I knew Marshall Jewell had been Governor of Connecticut from 1869-1872 but I was surprised to see a letter for sale on eBay that was written by him from St. Petersburg, Russia. He was serving as minister to Russia, a post he held for only seven months. Well, we just had to have it!
Once the letter was safely in our possession, I decided to try to “crack” the code of what he was writing about. I probably will not be able to solve the name of the recipient, who is addressed as Harvey. Jewell agreed with Harvey’s assessment of the President, who I am embarrassed to say I did not know right off (I never was good at remembering all those presidents). U.S. Grant was in his second term in the White House. He appointed Jewell to Russia, but Jewell expressed his personal reservations, even though he realized he “shouldn’t talk it much out loud.” Jewell continued “I fear he will not grow much during this present term.”
So why was Jewell not thrilled with Grant?

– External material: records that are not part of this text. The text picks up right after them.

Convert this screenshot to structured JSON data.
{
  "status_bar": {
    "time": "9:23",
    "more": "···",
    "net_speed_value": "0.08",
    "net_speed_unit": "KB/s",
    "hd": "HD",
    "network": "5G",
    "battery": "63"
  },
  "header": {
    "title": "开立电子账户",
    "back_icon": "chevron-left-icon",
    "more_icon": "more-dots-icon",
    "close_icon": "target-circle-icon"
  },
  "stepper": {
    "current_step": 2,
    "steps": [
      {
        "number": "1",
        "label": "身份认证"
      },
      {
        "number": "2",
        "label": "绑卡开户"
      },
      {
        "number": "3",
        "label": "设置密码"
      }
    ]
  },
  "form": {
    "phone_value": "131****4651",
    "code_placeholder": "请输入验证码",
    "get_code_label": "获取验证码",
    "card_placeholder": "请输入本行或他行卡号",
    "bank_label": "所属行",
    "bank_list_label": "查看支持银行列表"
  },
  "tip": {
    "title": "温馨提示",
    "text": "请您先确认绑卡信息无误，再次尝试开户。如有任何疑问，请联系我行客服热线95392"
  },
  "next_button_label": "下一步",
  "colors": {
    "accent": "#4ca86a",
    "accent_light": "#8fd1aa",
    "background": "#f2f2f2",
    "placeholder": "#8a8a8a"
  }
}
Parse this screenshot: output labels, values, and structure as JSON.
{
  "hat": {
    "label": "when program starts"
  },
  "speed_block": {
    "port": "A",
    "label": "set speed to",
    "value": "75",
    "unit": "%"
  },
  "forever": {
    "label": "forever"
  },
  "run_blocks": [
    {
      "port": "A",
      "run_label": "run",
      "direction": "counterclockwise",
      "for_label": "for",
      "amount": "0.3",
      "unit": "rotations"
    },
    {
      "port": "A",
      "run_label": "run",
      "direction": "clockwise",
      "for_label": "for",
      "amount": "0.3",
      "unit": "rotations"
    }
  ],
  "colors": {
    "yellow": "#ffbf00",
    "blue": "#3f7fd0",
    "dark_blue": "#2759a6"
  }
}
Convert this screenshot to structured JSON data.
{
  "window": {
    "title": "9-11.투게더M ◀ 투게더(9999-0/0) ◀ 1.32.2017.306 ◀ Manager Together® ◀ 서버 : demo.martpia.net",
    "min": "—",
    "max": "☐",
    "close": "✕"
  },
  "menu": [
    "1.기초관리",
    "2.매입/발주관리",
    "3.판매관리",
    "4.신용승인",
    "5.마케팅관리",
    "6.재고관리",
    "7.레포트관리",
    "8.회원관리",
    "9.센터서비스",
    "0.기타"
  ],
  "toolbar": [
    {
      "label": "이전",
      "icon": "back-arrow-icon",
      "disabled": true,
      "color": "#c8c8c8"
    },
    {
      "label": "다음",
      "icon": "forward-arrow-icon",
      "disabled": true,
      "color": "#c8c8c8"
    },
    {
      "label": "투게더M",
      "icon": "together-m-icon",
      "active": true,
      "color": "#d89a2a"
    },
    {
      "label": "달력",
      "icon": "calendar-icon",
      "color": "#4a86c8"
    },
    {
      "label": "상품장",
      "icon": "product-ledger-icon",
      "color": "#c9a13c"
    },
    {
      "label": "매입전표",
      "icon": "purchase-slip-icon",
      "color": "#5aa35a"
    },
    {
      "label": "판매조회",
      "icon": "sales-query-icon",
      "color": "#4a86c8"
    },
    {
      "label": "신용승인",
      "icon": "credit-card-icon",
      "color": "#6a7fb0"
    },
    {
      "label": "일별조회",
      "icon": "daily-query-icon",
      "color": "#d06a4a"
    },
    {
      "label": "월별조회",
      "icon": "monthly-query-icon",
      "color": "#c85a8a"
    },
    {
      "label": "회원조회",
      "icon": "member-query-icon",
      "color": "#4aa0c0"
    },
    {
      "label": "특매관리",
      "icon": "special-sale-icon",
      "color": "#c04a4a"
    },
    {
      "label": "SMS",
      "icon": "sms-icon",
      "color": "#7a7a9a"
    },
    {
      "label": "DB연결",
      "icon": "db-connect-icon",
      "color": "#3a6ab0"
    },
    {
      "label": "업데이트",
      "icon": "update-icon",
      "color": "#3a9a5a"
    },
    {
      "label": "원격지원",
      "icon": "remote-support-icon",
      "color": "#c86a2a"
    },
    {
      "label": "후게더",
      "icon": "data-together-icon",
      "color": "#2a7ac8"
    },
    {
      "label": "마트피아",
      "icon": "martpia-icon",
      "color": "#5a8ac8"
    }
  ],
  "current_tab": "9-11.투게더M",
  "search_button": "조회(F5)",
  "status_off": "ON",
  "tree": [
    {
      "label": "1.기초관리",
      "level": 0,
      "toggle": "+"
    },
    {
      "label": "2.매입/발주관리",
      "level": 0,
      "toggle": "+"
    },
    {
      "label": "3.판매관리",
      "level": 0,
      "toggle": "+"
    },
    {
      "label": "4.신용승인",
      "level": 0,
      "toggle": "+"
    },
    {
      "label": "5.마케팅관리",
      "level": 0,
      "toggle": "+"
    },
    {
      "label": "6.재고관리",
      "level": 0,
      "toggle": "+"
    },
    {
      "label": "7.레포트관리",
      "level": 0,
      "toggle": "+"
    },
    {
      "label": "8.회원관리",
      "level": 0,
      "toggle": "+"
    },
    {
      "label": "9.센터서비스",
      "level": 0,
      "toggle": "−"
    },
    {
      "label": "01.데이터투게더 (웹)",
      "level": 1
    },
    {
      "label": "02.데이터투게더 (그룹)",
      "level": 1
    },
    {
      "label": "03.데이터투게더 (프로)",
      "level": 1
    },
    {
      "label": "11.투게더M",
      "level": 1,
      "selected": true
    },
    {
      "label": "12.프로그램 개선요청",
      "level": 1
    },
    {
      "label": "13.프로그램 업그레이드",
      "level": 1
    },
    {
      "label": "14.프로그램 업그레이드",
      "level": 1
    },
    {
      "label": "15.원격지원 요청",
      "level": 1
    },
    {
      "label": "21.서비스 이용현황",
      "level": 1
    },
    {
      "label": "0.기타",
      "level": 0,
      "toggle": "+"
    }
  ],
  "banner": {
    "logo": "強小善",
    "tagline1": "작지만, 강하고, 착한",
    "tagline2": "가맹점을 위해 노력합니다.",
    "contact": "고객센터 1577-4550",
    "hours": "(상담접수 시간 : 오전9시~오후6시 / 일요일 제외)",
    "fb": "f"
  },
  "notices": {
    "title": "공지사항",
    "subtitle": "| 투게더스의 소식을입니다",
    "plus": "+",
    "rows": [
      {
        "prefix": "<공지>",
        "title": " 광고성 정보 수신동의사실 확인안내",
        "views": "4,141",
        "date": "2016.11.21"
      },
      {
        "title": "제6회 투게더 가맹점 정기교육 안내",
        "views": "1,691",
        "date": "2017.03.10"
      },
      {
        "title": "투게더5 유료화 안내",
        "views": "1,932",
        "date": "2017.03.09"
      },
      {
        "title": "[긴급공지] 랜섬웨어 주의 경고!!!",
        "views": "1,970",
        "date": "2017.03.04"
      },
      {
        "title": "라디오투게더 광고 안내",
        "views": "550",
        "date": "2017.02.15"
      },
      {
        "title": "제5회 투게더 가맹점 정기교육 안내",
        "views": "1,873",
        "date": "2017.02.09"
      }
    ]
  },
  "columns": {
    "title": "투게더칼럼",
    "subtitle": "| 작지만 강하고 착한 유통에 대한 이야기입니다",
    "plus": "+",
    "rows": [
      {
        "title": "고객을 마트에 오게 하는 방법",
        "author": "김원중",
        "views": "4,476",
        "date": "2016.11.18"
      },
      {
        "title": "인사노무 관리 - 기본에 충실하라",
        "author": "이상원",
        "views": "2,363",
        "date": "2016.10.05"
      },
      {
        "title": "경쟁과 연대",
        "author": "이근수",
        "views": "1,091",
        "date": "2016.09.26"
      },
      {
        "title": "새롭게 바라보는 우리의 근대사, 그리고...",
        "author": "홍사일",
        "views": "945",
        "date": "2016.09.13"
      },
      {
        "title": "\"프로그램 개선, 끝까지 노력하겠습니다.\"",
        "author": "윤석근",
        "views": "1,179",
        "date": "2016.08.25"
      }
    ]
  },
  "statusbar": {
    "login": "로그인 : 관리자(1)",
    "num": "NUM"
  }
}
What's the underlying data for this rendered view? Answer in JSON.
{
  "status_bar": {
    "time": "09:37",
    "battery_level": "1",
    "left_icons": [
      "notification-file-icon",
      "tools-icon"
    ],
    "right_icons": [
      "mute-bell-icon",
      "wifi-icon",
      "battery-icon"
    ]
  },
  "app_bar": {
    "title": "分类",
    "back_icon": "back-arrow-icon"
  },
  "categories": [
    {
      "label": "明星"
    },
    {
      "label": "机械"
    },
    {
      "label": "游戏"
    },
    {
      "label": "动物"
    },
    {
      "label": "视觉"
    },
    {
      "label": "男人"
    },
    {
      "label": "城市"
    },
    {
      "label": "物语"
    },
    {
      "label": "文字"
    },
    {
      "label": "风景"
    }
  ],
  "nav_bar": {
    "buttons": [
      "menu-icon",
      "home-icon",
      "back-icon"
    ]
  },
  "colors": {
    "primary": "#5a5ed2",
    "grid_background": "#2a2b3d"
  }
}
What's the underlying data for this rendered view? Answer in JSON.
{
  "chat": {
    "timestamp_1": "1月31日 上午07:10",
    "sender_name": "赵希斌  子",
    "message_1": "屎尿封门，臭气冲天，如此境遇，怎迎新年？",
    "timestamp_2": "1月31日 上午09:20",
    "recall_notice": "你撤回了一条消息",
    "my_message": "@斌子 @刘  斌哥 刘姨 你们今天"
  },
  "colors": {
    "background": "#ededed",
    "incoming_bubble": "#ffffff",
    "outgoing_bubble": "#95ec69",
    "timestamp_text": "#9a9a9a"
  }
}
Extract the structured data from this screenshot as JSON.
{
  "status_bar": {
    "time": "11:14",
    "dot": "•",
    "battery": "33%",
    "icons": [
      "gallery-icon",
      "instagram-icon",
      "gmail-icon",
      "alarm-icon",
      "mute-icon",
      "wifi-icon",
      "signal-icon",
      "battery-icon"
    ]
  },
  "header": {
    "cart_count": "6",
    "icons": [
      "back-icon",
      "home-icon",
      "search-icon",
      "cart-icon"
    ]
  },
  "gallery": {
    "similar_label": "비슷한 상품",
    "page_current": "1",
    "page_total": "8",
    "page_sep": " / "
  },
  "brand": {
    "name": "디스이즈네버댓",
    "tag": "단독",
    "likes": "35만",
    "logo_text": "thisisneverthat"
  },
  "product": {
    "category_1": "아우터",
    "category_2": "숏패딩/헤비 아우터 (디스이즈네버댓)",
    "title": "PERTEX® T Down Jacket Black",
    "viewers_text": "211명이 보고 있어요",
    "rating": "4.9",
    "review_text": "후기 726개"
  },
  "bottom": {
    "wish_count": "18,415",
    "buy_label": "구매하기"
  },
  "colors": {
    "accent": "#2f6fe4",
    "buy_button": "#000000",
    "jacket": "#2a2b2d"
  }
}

If you ever got beyond the Civil War in high school history class, you probably recall that Grant’s term earned a reputation of being corrupt. This particular letter, dated November 26, 1873, refers to brokers pressuring Grant to lend banks $44 million from the Treasury reserve after the failure of the investment house Jay Cook & Co. That failure led to a financial panic (hmm, sounds a bit like 2008!). None of this was Grant’s fault directly, but the blame was placed on his administration regardless. Jewell was disgusted by the panic and wished he was closer to home where he felt he could do something productive.
Jewell also discussed the upcoming gubernatorial election in Connecticut. He predicted that Governor Buckingham had a good chance of winning while Joseph Hawley stood the poorest chance. Jewell still had his hand in local politics. He was a man of action, so he did not enjoy all the waiting he had to as ambassador. He had yet to meet the emperor and stated in his letter that he lacked work, although he expected social duties to increase soon with the return of Secretary of the American Legation Eugene Schuyler. Jewell was impressed with Schuyler and the two men agreed that Jewell should be able to negotiate a treaty of naturalization and extradition with Russia, a priority of Secretary of State Hamilton Fish.
That’s a lot of history in a four page letter. It took a lot of research to discover the facts represented in this letter, which is what a historical editor does, and which I often have to in order to make a complete catalog record for a single piece, or a whole collection.